By doing this I discovered it made the story somehow richer and deeper and the universe of the film bigger and wider, more mysterious and puzzling - like the universe, like life.

Angela: How long have you been Directing films, and had you Directed any prior to Third Contact?

Si Horrocks: I wrote and directed a couple of unsatisfying shorts, which I didn't show publicly. Then, just before I made Third Contact, I made a little short about Quantum Suicide, in the style of one of my big influences, La Jetée. With a £200 Coolpix camera. Just me, Oliver, who plays Karl in Third Contact, and bits of old equipment from my music studio. I shot the thing in one night, edited it the next day and a week later screened it to 100 people at the Kino London. This gave me the confidence to say, "ok, let's make a feature".

Angela: As both the Writer and Director of Third Contact what doubts, if any, did you have along the way prior to making the film?

Si Horrocks: When I first wrote the script, I was advised that it would be a waste of a great script to make it zero budget. So I spent some months trying to get producers involved and looking to raise some money.

I realized I was just feeling that fear we all feel before we take a risk and back ourselves to be able to handle it. People will mostly always advise you against taking risks, it's just natural instinct. So you have self-belief, which by then I had.

I knew I could do it, but people sowed doubts in my mind. You look over the edge of the precipice and it looks scary. And people around you are saying "don't do it, it's too risky". So you back away. Then I thought, "ok, this is now or never" and jumped.

After that, I never looked back. I was able to cope with every challenge and every situation just by staying calm and trusting my own judgment.

As a leader, people will always question your judgment. To be an effective leader, you must listen, but in the end take your own path.

Angela: Who is your favorite filmmaker?

Si Horrocks: Me, haha. I don't really have one. And too many to list.

Angela: What inspired you to become a filmmaker?

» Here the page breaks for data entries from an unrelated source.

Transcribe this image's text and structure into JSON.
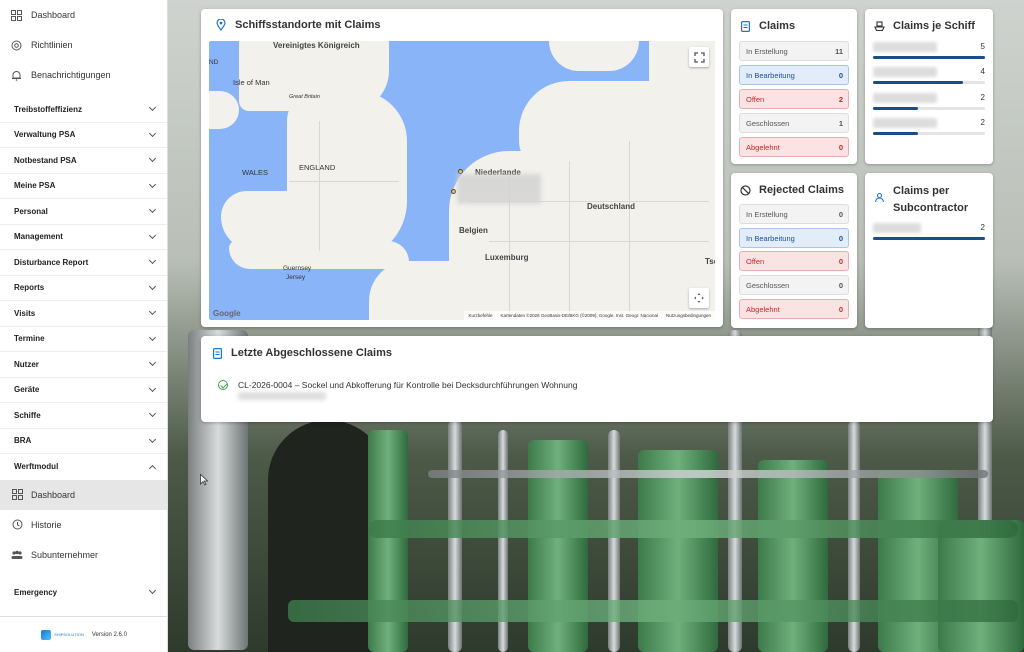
{
  "sidebar": {
    "top_items": [
      {
        "label": "Dashboard",
        "icon": "dashboard-icon"
      },
      {
        "label": "Richtlinien",
        "icon": "at-icon"
      },
      {
        "label": "Benachrichtigungen",
        "icon": "bell-icon"
      }
    ],
    "groups": [
      "Treibstoffeffizienz",
      "Verwaltung PSA",
      "Notbestand PSA",
      "Meine PSA",
      "Personal",
      "Management",
      "Disturbance Report",
      "Reports",
      "Visits",
      "Termine",
      "Nutzer",
      "Geräte",
      "Schiffe",
      "BRA"
    ],
    "werftmodul": {
      "label": "Werftmodul",
      "items": [
        {
          "label": "Dashboard",
          "icon": "dashboard-icon",
          "active": true
        },
        {
          "label": "Historie",
          "icon": "history-icon"
        },
        {
          "label": "Subunternehmer",
          "icon": "group-icon"
        }
      ]
    },
    "emergency": "Emergency",
    "footer": {
      "logo_text": "SHIPSOLUTION",
      "version": "Version 2.6.0"
    }
  },
  "map_card": {
    "title": "Schiffsstandorte mit Claims",
    "labels": {
      "uk": "Vereinigtes Königreich",
      "isle_of_man": "Isle of Man",
      "great_britain": "Great Britain",
      "england": "ENGLAND",
      "wales": "WALES",
      "nl": "Niederlande",
      "de": "Deutschland",
      "be": "Belgien",
      "lu": "Luxemburg",
      "gg": "Guernsey",
      "je": "Jersey",
      "nd": "ND",
      "ts": "Tsc"
    },
    "google": "Google",
    "attribution": [
      "Kurzbefehle",
      "Kartendaten ©2026 GeoBasis-DE/BKG (©2009), Google, Inst. Geogr. Nacional",
      "Nutzungsbedingungen"
    ]
  },
  "claims_card": {
    "title": "Claims",
    "rows": [
      {
        "label": "In Erstellung",
        "count": "11",
        "style": "grey"
      },
      {
        "label": "In Bearbeitung",
        "count": "0",
        "style": "blue"
      },
      {
        "label": "Offen",
        "count": "2",
        "style": "red"
      },
      {
        "label": "Geschlossen",
        "count": "1",
        "style": "grey"
      },
      {
        "label": "Abgelehnt",
        "count": "0",
        "style": "red"
      }
    ]
  },
  "rejected_card": {
    "title": "Rejected Claims",
    "rows": [
      {
        "label": "In Erstellung",
        "count": "0",
        "style": "grey"
      },
      {
        "label": "In Bearbeitung",
        "count": "0",
        "style": "blue"
      },
      {
        "label": "Offen",
        "count": "0",
        "style": "red"
      },
      {
        "label": "Geschlossen",
        "count": "0",
        "style": "grey"
      },
      {
        "label": "Abgelehnt",
        "count": "0",
        "style": "red"
      }
    ]
  },
  "ship_card": {
    "title": "Claims je Schiff",
    "items": [
      {
        "count": "5",
        "fraction": 1.0
      },
      {
        "count": "4",
        "fraction": 0.8
      },
      {
        "count": "2",
        "fraction": 0.4
      },
      {
        "count": "2",
        "fraction": 0.4
      }
    ]
  },
  "sub_card": {
    "title_line1": "Claims per",
    "title_line2": "Subcontractor",
    "items": [
      {
        "count": "2",
        "fraction": 1.0
      }
    ]
  },
  "closed_card": {
    "title": "Letzte Abgeschlossene Claims",
    "claim": "CL-2026-0004 – Sockel und Abkofferung für Kontrolle bei Decksdurchführungen Wohnung"
  },
  "colors": {
    "accent": "#1976d2",
    "bar": "#1b4d8a",
    "red": "#c62828",
    "blue": "#1a4fa0",
    "map_water": "#8ab4f8"
  }
}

Si Horrocks: Going to the cinema as a child.

Angela: What is the best or worst thing about Directing?

Si Horrocks: Having to make all the decisions.

Angela: If you could work with any actor, who would it be and why?

Si Horrocks: Orson Welles.

Just so I could watch him act and experience cinematic genius close up.

Angela: You have a new film coming out, Kosmos, can you tell us a little about this new film such as concepts and film dates?

Si Horrocks: It's a scifi mystery thriller. I'm not giving away any plot details just yet. I can tell you it's going to be webs series and we will be looking for the crowd to get involved and help make something unique. We hope to start filming early next year. We are currently casting, so please contact me on twitter for further details, if you are interested.

You can also subscribe to the mailing list on the website where you'll get updates as we progress, letting you know how you can get involved.